“Take my hand Timmy and I will show you the world.”
“Oh boy” exclaims the boy, “most definitely, totally.”
And they shoot off through the boys’ bedroom window, hand in hand.
Later in Washington, our two intrepid, spiritual voyagers hover above the great Capitol Hill.
Bill salutes the Capitol building and sheds a tear.
“See this architectural monument Billy…”
“It’s Timmy sir.”
“This is where the most important people in the universe come to make your life better. Where they do the work designed for only the zenith of human-kind.”
Timmy’s jaw drops.
“Wow. Incredible sir.”
“Yes. Do you want to look inside?”
But before Timmy could answer, Bill dives down out of the clouds and floats serenely into the glorious structure.
Minutes later, inside the main atrium, little Timmy and Bill view the gathered government officials from high above, like great bald eagles.
“Sir,” begins Timmy trembling a little from the height. Bill holds him closer, “Who are all of those fat men down there?”
“Why Timmy, they are your elected representatives, the Republicans. Fine southern gentlemen who take care of all of the important issues such as brass tax increases and other peoples’ money.”
“But sir, why are they crying?”
All of the men below were indeed crying into silken handkerchiefs or velvet tissues.
“You see Timmy, although they do fine, decent, hard and respectable work, nobody likes them.”
Timmy furrows his brow, obviously feeling for the proud scholars weeping a story beneath his feet.
“No one likes them?”
“No Timmy. You see, the citizens of this great country don’t understand the important work these men do, and they insult and deride them everyday. And…” Bill can barely contain his grief, “and it hurts them deep Timmy. Right here.” He strokes Timmy’s chest.

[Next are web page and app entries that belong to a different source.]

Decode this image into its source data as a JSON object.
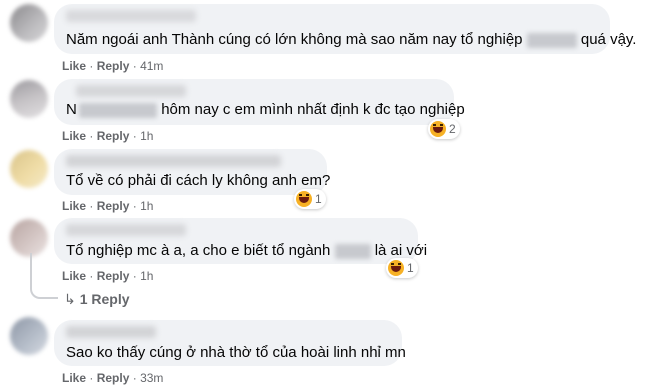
{
  "actions": {
    "like": "Like",
    "reply": "Reply",
    "sep": "·"
  },
  "comments": [
    {
      "text_before": "Năm ngoái anh Thành cúng có lớn không mà sao năm nay tổ nghiệp",
      "text_after": "quá vậy.",
      "time": "41m"
    },
    {
      "text_before": "N",
      "text_after": "hôm nay c em mình nhất định k đc tạo nghiệp",
      "time": "1h",
      "reaction_icon": "haha-icon",
      "reaction_count": "2"
    },
    {
      "text": "Tổ về có phải đi cách ly không anh em?",
      "time": "1h",
      "reaction_icon": "haha-icon",
      "reaction_count": "1"
    },
    {
      "text_before": "Tổ nghiệp mc à a, a cho e biết tổ ngành",
      "text_after": "là ai với",
      "time": "1h",
      "reaction_icon": "haha-icon",
      "reaction_count": "1",
      "replies_label": "1 Reply"
    },
    {
      "text": "Sao ko thấy cúng ở nhà thờ tổ của hoài linh nhỉ mn",
      "time": "33m"
    }
  ],
  "colors": {
    "bubble": "#f0f2f5",
    "meta": "#65676b",
    "text": "#050505",
    "haha": "#f7b125"
  }
}
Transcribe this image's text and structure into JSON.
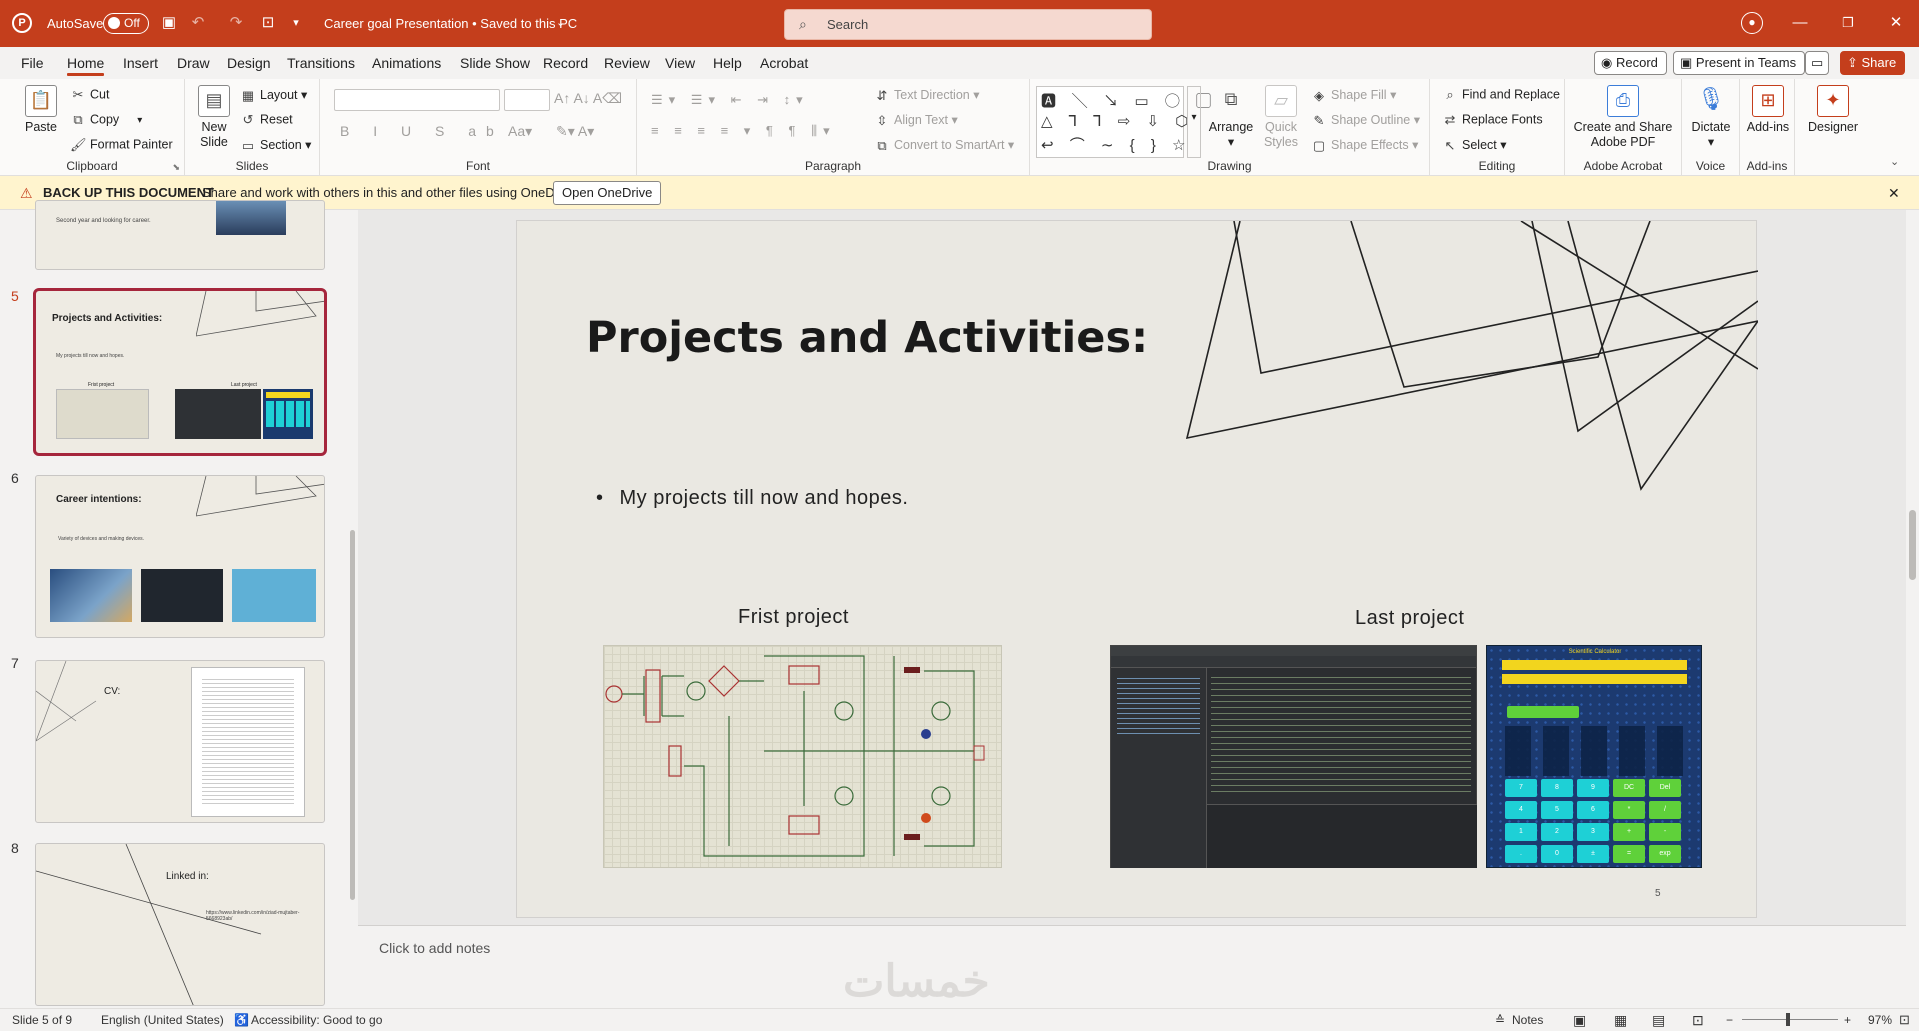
{
  "titlebar": {
    "autosave_label": "AutoSave",
    "autosave_state": "Off",
    "doc_title": "Career goal Presentation • Saved to this PC",
    "search_placeholder": "Search"
  },
  "menu": {
    "tabs": [
      "File",
      "Home",
      "Insert",
      "Draw",
      "Design",
      "Transitions",
      "Animations",
      "Slide Show",
      "Record",
      "Review",
      "View",
      "Help",
      "Acrobat"
    ],
    "active": "Home",
    "record_btn": "Record",
    "present_btn": "Present in Teams",
    "share_btn": "Share"
  },
  "ribbon": {
    "clipboard": {
      "label": "Clipboard",
      "paste": "Paste",
      "cut": "Cut",
      "copy": "Copy",
      "format_painter": "Format Painter"
    },
    "slides": {
      "label": "Slides",
      "new_slide": "New",
      "new_slide2": "Slide",
      "layout": "Layout",
      "reset": "Reset",
      "section": "Section"
    },
    "font": {
      "label": "Font"
    },
    "paragraph": {
      "label": "Paragraph",
      "text_direction": "Text Direction",
      "align_text": "Align Text",
      "convert_smartart": "Convert to SmartArt"
    },
    "drawing": {
      "label": "Drawing",
      "arrange": "Arrange",
      "quick_styles": "Quick",
      "quick_styles2": "Styles",
      "shape_fill": "Shape Fill",
      "shape_outline": "Shape Outline",
      "shape_effects": "Shape Effects"
    },
    "editing": {
      "label": "Editing",
      "find_replace": "Find and Replace",
      "replace_fonts": "Replace Fonts",
      "select": "Select"
    },
    "acrobat": {
      "label": "Adobe Acrobat",
      "create_share": "Create and Share",
      "create_share2": "Adobe PDF"
    },
    "voice": {
      "label": "Voice",
      "dictate": "Dictate"
    },
    "addins": {
      "label": "Add-ins",
      "addins_btn": "Add-ins"
    },
    "designer": {
      "label": "Designer"
    }
  },
  "notification": {
    "title": "BACK UP THIS DOCUMENT",
    "message": "Share and work with others in this and other files using OneDrive.",
    "button": "Open OneDrive"
  },
  "thumbnails": {
    "partial_text": "Second year and looking for career.",
    "items": [
      {
        "num": "5",
        "title": "Projects and Activities:",
        "bullet": "My projects till now and hopes.",
        "cap1": "Frist project",
        "cap2": "Last project"
      },
      {
        "num": "6",
        "title": "Career intentions:",
        "bullet": "Variety of devices and making devices."
      },
      {
        "num": "7",
        "title": "CV:"
      },
      {
        "num": "8",
        "title": "Linked in:",
        "link": "https://www.linkedin.com/in/ziad-mujtaber-5668923ab/"
      }
    ]
  },
  "slide": {
    "title": "Projects and Activities:",
    "bullet": "My projects till now and hopes.",
    "caption_first": "Frist project",
    "caption_last": "Last project",
    "page_number": "5",
    "calc_title": "Scientific Calculator",
    "calc_keys": [
      "7",
      "8",
      "9",
      "DC",
      "Del",
      "4",
      "5",
      "6",
      "*",
      "/",
      "1",
      "2",
      "3",
      "+",
      "-",
      ".",
      "0",
      "±",
      "=",
      "exp"
    ]
  },
  "notes_placeholder": "Click to add notes",
  "status": {
    "slide_info": "Slide 5 of 9",
    "language": "English (United States)",
    "accessibility": "Accessibility: Good to go",
    "notes": "Notes",
    "zoom": "97%"
  },
  "colors": {
    "accent": "#c43e1c",
    "selected_border": "#a5263c",
    "notif_bg": "#fff4ce"
  }
}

“Oh ex-US Chief Justice Rehnquist, what can be done for these unfortunate heroes?”
“Oh don’t worry young Timmy, don’t worry one bit. We have a man who can turn the tides, who has a tongue of pure Nazi gold and an ineffable, Christian heart.”
And with these words, two giant doors swing open at the back of the auditorium and the clicking of heels against marble reverberates throughout the room.
Bills eyes widen and his jaw slackens as the President enters the room. All of the other men immediately cease crying and rise to a rousing standing ovation.
A pig in a suit, curled tail springing like an accordion, snout creasing and snorting, pink square hanging stylishly from breast pocket, the President is welcome on Capitol Hill.
Timmy wipes his eyes so that his peasant tears don’t obstruct his view of this magnificent beast.
“Damn right Timmy. His is a great man… like his father.” Bill squeezes the young American tight with a fit of joy.
“But we must be going now. We are out of time.”
“Oh but Mister Rehnquist,” stammers Timmy urgently, “Who are those men down there?”
He points into a damp, shadowy corner where slimey, snake-like men slither among each other and hiss at the Republicans.
“Oh don’t mind those harmless bastards. They are just the Democrats.”
And they both laugh as they swoop out of the Capitol building, though the air and back into Timmys’ bedroom, hand in hand.
And back in Timmys’ room.
“Oh Mister Rehnquist, that was great. I totally understand how important it is to have Republicans as our leaders and, ultimately, saviours. Thank you.”
Bill swipes his hand through the air as if he was knocking the compliment back at the boy.
“Oh please. And call me Bill.”
“Ok… Bill.” Timmy flutters his eyelashes humbly.
“Will you visit me again Mister… Bill. Please do.”
“Hohoho… definitely Timmy.”
“Oh Bill, I am so excited.”
“So am I, Timmy. So am I. Say... do you always wear pyjamas in bed?”
And they fall over each other in a shared fit of joy.